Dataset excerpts
┄┄┄┄┄┄

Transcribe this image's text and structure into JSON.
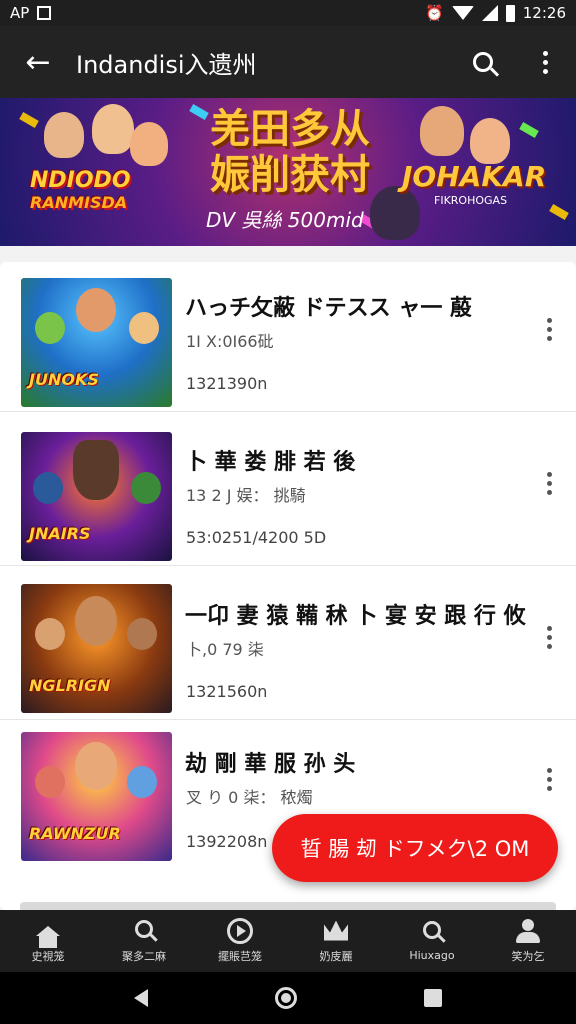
{
  "status_bar": {
    "left_text": "AP",
    "time": "12:26"
  },
  "app_bar": {
    "title": "Indandisi入遗州"
  },
  "banner": {
    "title_line1": "羌田多从",
    "title_line2": "娠削获村",
    "subtitle": "DV 吳絲 500mid",
    "logo_left_line1": "NDIODO",
    "logo_left_line2": "RANMISDA",
    "logo_right": "JOHAKAR",
    "logo_right_sub": "FIKROHOGAS"
  },
  "items": [
    {
      "title": "ハっチ攵蔽 ドテスス ャ一 蒑",
      "meta": "1I X:0I66砒",
      "size": "1321390n",
      "thumb_logo": "JUNOKS"
    },
    {
      "title": "卜 華 娄 腓 若 後",
      "meta": "13 2 J 娱： 挑騎",
      "size": "53:0251/4200 5D",
      "thumb_logo": "JNAIRS"
    },
    {
      "title": "一卬 妻 猿 鞴 秫 卜 宴 安 跟 行 攸",
      "meta": "卜,0 79 柒",
      "size": "1321560n",
      "thumb_logo": "NGLRIGN"
    },
    {
      "title": "劫 剛 華 服 孙 头",
      "meta": "叉 り 0 柒： 秾燭",
      "size": "1392208n",
      "thumb_logo": "RAWNZUR"
    }
  ],
  "fab_label": "晢 腸 刼 ドフメク\\2 OM",
  "bottom_nav": [
    {
      "icon": "home-icon",
      "label": "史視笼"
    },
    {
      "icon": "search-icon",
      "label": "聚多二麻"
    },
    {
      "icon": "play-icon",
      "label": "擺賬芑笼"
    },
    {
      "icon": "crown-icon",
      "label": "奶庋麗"
    },
    {
      "icon": "search-icon",
      "label": "Hiuxago"
    },
    {
      "icon": "profile-icon",
      "label": "笑为乞"
    }
  ],
  "colors": {
    "app_bar": "#232323",
    "fab": "#ef1b1b",
    "banner_gold": "#ffc83a"
  }
}
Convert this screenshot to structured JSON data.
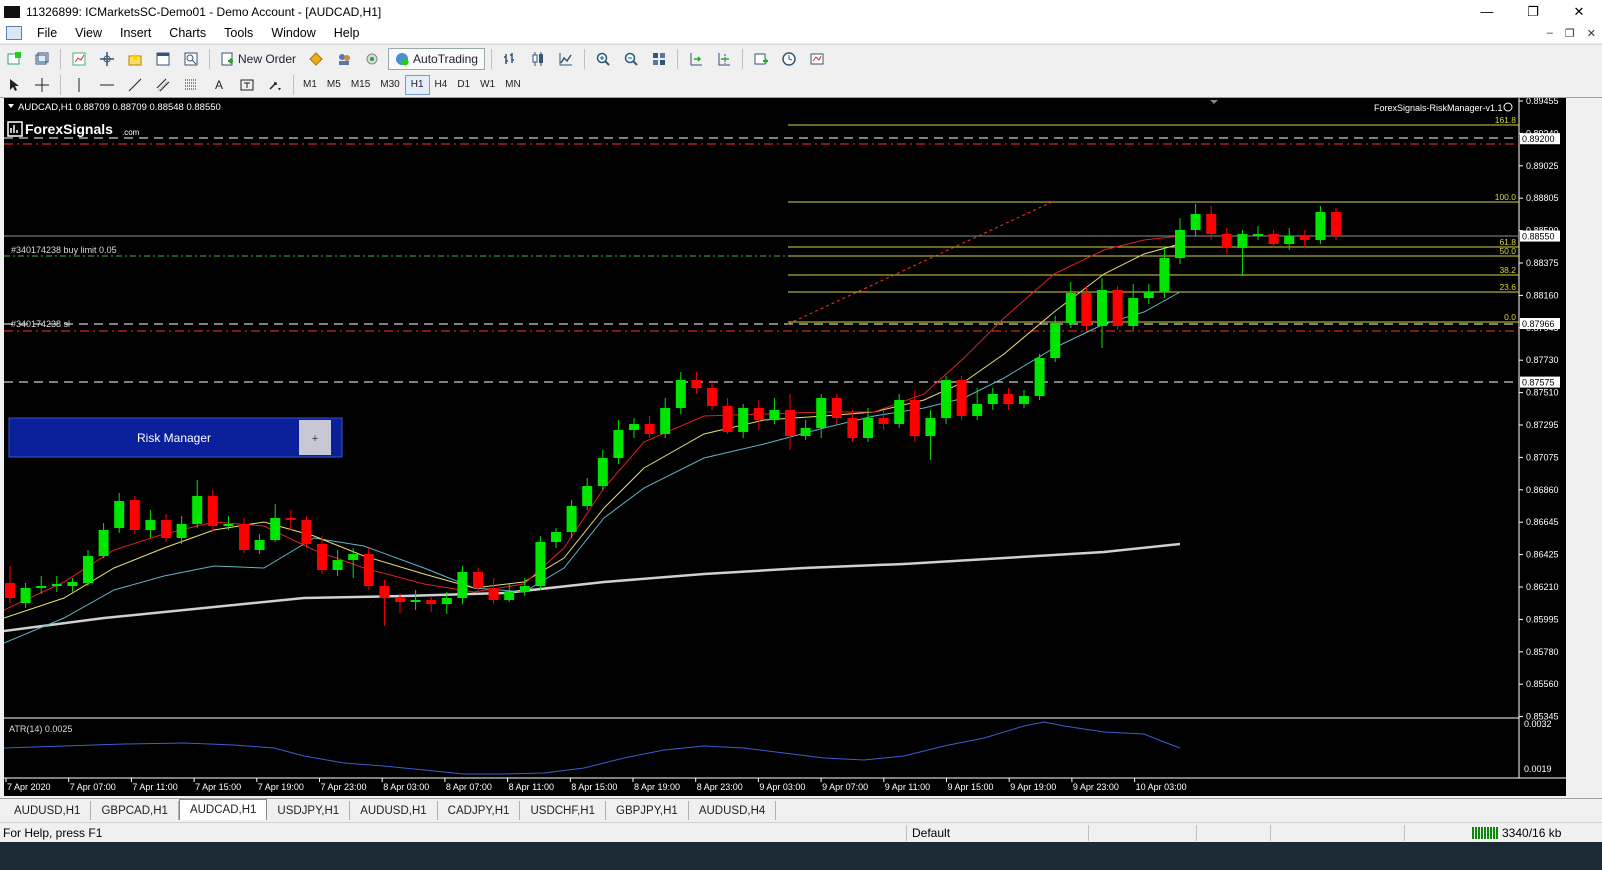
{
  "window": {
    "title": "11326899: ICMarketsSC-Demo01 - Demo Account - [AUDCAD,H1]",
    "minimize_glyph": "—",
    "restore_glyph": "❐",
    "close_glyph": "✕"
  },
  "menu": {
    "items": [
      "File",
      "View",
      "Insert",
      "Charts",
      "Tools",
      "Window",
      "Help"
    ],
    "mdi_minimize": "–",
    "mdi_restore": "❐",
    "mdi_close": "✕"
  },
  "toolbar": {
    "new_order_label": "New Order",
    "autotrading_label": "AutoTrading",
    "timeframes": [
      "M1",
      "M5",
      "M15",
      "M30",
      "H1",
      "H4",
      "D1",
      "W1",
      "MN"
    ],
    "active_timeframe": "H1",
    "line_studies": {
      "text_tool": "A"
    }
  },
  "chart": {
    "symbol_header": "AUDCAD,H1  0.88709 0.88709 0.88548 0.88550",
    "logo_text": "ForexSignals",
    "logo_suffix": ".com",
    "indicator_label": "ForexSignals-RiskManager-v1.1",
    "order_buy_limit_label": "#340174238 buy limit 0.05",
    "order_sl_label": "#340174238 sl",
    "risk_manager_button": "Risk Manager",
    "risk_manager_plus": "+",
    "atr_label": "ATR(14) 0.0025",
    "price_axis": [
      "0.89455",
      "0.89240",
      "0.89025",
      "0.88805",
      "0.88590",
      "0.88375",
      "0.88160",
      "0.87945",
      "0.87730",
      "0.87510",
      "0.87295",
      "0.87075",
      "0.86860",
      "0.86645",
      "0.86425",
      "0.86210",
      "0.85995",
      "0.85780",
      "0.85560",
      "0.85345"
    ],
    "price_boxes": {
      "tp": "0.89200",
      "current": "0.88550",
      "sl": "0.87966",
      "entry_line": "0.87575"
    },
    "fib_levels": [
      {
        "label": "161.8"
      },
      {
        "label": "100.0"
      },
      {
        "label": "61.8"
      },
      {
        "label": "50.0"
      },
      {
        "label": "38.2"
      },
      {
        "label": "23.6"
      },
      {
        "label": "0.0"
      }
    ],
    "atr_axis": [
      "0.0032",
      "0.0019"
    ],
    "time_axis": [
      "7 Apr 2020",
      "7 Apr 07:00",
      "7 Apr 11:00",
      "7 Apr 15:00",
      "7 Apr 19:00",
      "7 Apr 23:00",
      "8 Apr 03:00",
      "8 Apr 07:00",
      "8 Apr 11:00",
      "8 Apr 15:00",
      "8 Apr 19:00",
      "8 Apr 23:00",
      "9 Apr 03:00",
      "9 Apr 07:00",
      "9 Apr 11:00",
      "9 Apr 15:00",
      "9 Apr 19:00",
      "9 Apr 23:00",
      "10 Apr 03:00"
    ],
    "colors": {
      "background": "#000000",
      "bull": "#00e600",
      "bear": "#ff0000",
      "ma_fast": "#e02020",
      "ma_mid": "#e8e070",
      "ma_slow": "#5fb6c8",
      "ma_long": "#d0d0d0",
      "fib": "#d6d640",
      "atr": "#3a5fd0"
    }
  },
  "tabs": [
    "AUDUSD,H1",
    "GBPCAD,H1",
    "AUDCAD,H1",
    "USDJPY,H1",
    "AUDUSD,H1",
    "CADJPY,H1",
    "USDCHF,H1",
    "GBPJPY,H1",
    "AUDUSD,H4"
  ],
  "active_tab": "AUDCAD,H1",
  "status": {
    "help": "For Help, press F1",
    "profile": "Default",
    "traffic": "3340/16 kb"
  }
}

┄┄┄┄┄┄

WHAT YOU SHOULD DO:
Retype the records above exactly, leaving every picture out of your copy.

EXERCISE RESPONSE:
Transcribe this image's text and structure into JSON.
{
  "status_bar": {
    "left_text": "AP",
    "time": "12:26"
  },
  "app_bar": {
    "title": "Indandisi入遗州"
  },
  "banner": {
    "title_line1": "羌田多从",
    "title_line2": "娠削获村",
    "subtitle": "DV 吳絲 500mid",
    "logo_left_line1": "NDIODO",
    "logo_left_line2": "RANMISDA",
    "logo_right": "JOHAKAR",
    "logo_right_sub": "FIKROHOGAS"
  },
  "items": [
    {
      "title": "ハっチ攵蔽 ドテスス ャ一 蒑",
      "meta": "1I X:0I66砒",
      "size": "1321390n",
      "thumb_logo": "JUNOKS"
    },
    {
      "title": "卜 華 娄 腓 若 後",
      "meta": "13 2 J 娱： 挑騎",
      "size": "53:0251/4200 5D",
      "thumb_logo": "JNAIRS"
    },
    {
      "title": "一卬 妻 猿 鞴 秫 卜 宴 安 跟 行 攸",
      "meta": "卜,0 79 柒",
      "size": "1321560n",
      "thumb_logo": "NGLRIGN"
    },
    {
      "title": "劫 剛 華 服 孙 头",
      "meta": "叉 り 0 柒： 秾燭",
      "size": "1392208n",
      "thumb_logo": "RAWNZUR"
    }
  ],
  "fab_label": "晢 腸 刼 ドフメク\\2 OM",
  "bottom_nav": [
    {
      "icon": "home-icon",
      "label": "史視笼"
    },
    {
      "icon": "search-icon",
      "label": "聚多二麻"
    },
    {
      "icon": "play-icon",
      "label": "擺賬芑笼"
    },
    {
      "icon": "crown-icon",
      "label": "奶庋麗"
    },
    {
      "icon": "search-icon",
      "label": "Hiuxago"
    },
    {
      "icon": "profile-icon",
      "label": "笑为乞"
    }
  ],
  "colors": {
    "app_bar": "#232323",
    "fab": "#ef1b1b",
    "banner_gold": "#ffc83a"
  }
}
Convert this screenshot to structured JSON data.
{
  "window": {
    "title": "11326899: ICMarketsSC-Demo01 - Demo Account - [AUDCAD,H1]",
    "minimize_glyph": "—",
    "restore_glyph": "❐",
    "close_glyph": "✕"
  },
  "menu": {
    "items": [
      "File",
      "View",
      "Insert",
      "Charts",
      "Tools",
      "Window",
      "Help"
    ],
    "mdi_minimize": "–",
    "mdi_restore": "❐",
    "mdi_close": "✕"
  },
  "toolbar": {
    "new_order_label": "New Order",
    "autotrading_label": "AutoTrading",
    "timeframes": [
      "M1",
      "M5",
      "M15",
      "M30",
      "H1",
      "H4",
      "D1",
      "W1",
      "MN"
    ],
    "active_timeframe": "H1",
    "line_studies": {
      "text_tool": "A"
    }
  },
  "chart": {
    "symbol_header": "AUDCAD,H1  0.88709 0.88709 0.88548 0.88550",
    "logo_text": "ForexSignals",
    "logo_suffix": ".com",
    "indicator_label": "ForexSignals-RiskManager-v1.1",
    "order_buy_limit_label": "#340174238 buy limit 0.05",
    "order_sl_label": "#340174238 sl",
    "risk_manager_button": "Risk Manager",
    "risk_manager_plus": "+",
    "atr_label": "ATR(14) 0.0025",
    "price_axis": [
      "0.89455",
      "0.89240",
      "0.89025",
      "0.88805",
      "0.88590",
      "0.88375",
      "0.88160",
      "0.87945",
      "0.87730",
      "0.87510",
      "0.87295",
      "0.87075",
      "0.86860",
      "0.86645",
      "0.86425",
      "0.86210",
      "0.85995",
      "0.85780",
      "0.85560",
      "0.85345"
    ],
    "price_boxes": {
      "tp": "0.89200",
      "current": "0.88550",
      "sl": "0.87966",
      "entry_line": "0.87575"
    },
    "fib_levels": [
      {
        "label": "161.8"
      },
      {
        "label": "100.0"
      },
      {
        "label": "61.8"
      },
      {
        "label": "50.0"
      },
      {
        "label": "38.2"
      },
      {
        "label": "23.6"
      },
      {
        "label": "0.0"
      }
    ],
    "atr_axis": [
      "0.0032",
      "0.0019"
    ],
    "time_axis": [
      "7 Apr 2020",
      "7 Apr 07:00",
      "7 Apr 11:00",
      "7 Apr 15:00",
      "7 Apr 19:00",
      "7 Apr 23:00",
      "8 Apr 03:00",
      "8 Apr 07:00",
      "8 Apr 11:00",
      "8 Apr 15:00",
      "8 Apr 19:00",
      "8 Apr 23:00",
      "9 Apr 03:00",
      "9 Apr 07:00",
      "9 Apr 11:00",
      "9 Apr 15:00",
      "9 Apr 19:00",
      "9 Apr 23:00",
      "10 Apr 03:00"
    ],
    "colors": {
      "background": "#000000",
      "bull": "#00e600",
      "bear": "#ff0000",
      "ma_fast": "#e02020",
      "ma_mid": "#e8e070",
      "ma_slow": "#5fb6c8",
      "ma_long": "#d0d0d0",
      "fib": "#d6d640",
      "atr": "#3a5fd0"
    }
  },
  "tabs": [
    "AUDUSD,H1",
    "GBPCAD,H1",
    "AUDCAD,H1",
    "USDJPY,H1",
    "AUDUSD,H1",
    "CADJPY,H1",
    "USDCHF,H1",
    "GBPJPY,H1",
    "AUDUSD,H4"
  ],
  "active_tab": "AUDCAD,H1",
  "status": {
    "help": "For Help, press F1",
    "profile": "Default",
    "traffic": "3340/16 kb"
  }
}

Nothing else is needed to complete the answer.